◆ **DATA PROVIDED**
──────────
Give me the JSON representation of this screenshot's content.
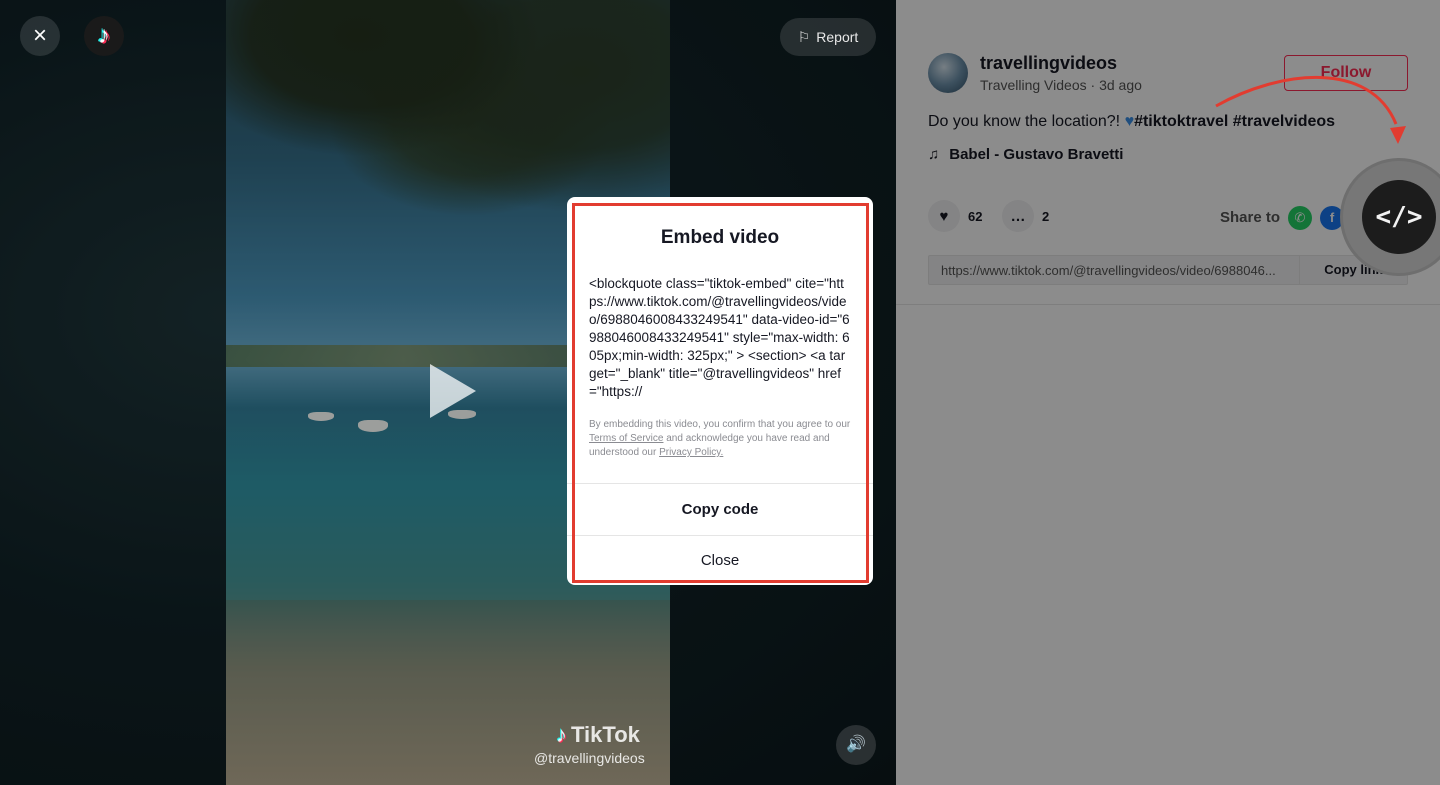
{
  "viewer": {
    "close_icon": "×",
    "report_label": "Report",
    "watermark_brand": "TikTok",
    "watermark_handle": "@travellingvideos"
  },
  "post": {
    "username": "travellingvideos",
    "display_name": "Travelling Videos",
    "time_ago": "3d ago",
    "follow_label": "Follow",
    "caption_text": "Do you know the location?! ",
    "caption_tags": "#tiktoktravel #travelvideos",
    "music": "Babel - Gustavo Bravetti",
    "likes": "62",
    "comments": "2",
    "share_label": "Share to",
    "link_url": "https://www.tiktok.com/@travellingvideos/video/6988046...",
    "copy_link_label": "Copy link",
    "embed_icon_glyph": "</>"
  },
  "modal": {
    "title": "Embed video",
    "code": "<blockquote class=\"tiktok-embed\" cite=\"https://www.tiktok.com/@travellingvideos/video/6988046008433249541\" data-video-id=\"6988046008433249541\" style=\"max-width: 605px;min-width: 325px;\" > <section> <a target=\"_blank\" title=\"@travellingvideos\" href=\"https://",
    "disclaimer_1": "By embedding this video, you confirm that you agree to our ",
    "terms_link": "Terms of Service",
    "disclaimer_2": " and acknowledge you have read and understood our ",
    "privacy_link": "Privacy Policy.",
    "copy_code_label": "Copy code",
    "close_label": "Close"
  },
  "colors": {
    "accent": "#fe2c55",
    "highlight": "#e23c30",
    "whatsapp": "#25d366",
    "facebook": "#1877f2"
  }
}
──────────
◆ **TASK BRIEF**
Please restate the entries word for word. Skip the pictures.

◆ **RESULT OF THIS EXERCISE**
Give me the JSON representation of this screenshot's content.
{
  "viewer": {
    "close_icon": "×",
    "report_label": "Report",
    "watermark_brand": "TikTok",
    "watermark_handle": "@travellingvideos"
  },
  "post": {
    "username": "travellingvideos",
    "display_name": "Travelling Videos",
    "time_ago": "3d ago",
    "follow_label": "Follow",
    "caption_text": "Do you know the location?! ",
    "caption_tags": "#tiktoktravel #travelvideos",
    "music": "Babel - Gustavo Bravetti",
    "likes": "62",
    "comments": "2",
    "share_label": "Share to",
    "link_url": "https://www.tiktok.com/@travellingvideos/video/6988046...",
    "copy_link_label": "Copy link",
    "embed_icon_glyph": "</>"
  },
  "modal": {
    "title": "Embed video",
    "code": "<blockquote class=\"tiktok-embed\" cite=\"https://www.tiktok.com/@travellingvideos/video/6988046008433249541\" data-video-id=\"6988046008433249541\" style=\"max-width: 605px;min-width: 325px;\" > <section> <a target=\"_blank\" title=\"@travellingvideos\" href=\"https://",
    "disclaimer_1": "By embedding this video, you confirm that you agree to our ",
    "terms_link": "Terms of Service",
    "disclaimer_2": " and acknowledge you have read and understood our ",
    "privacy_link": "Privacy Policy.",
    "copy_code_label": "Copy code",
    "close_label": "Close"
  },
  "colors": {
    "accent": "#fe2c55",
    "highlight": "#e23c30",
    "whatsapp": "#25d366",
    "facebook": "#1877f2"
  }
}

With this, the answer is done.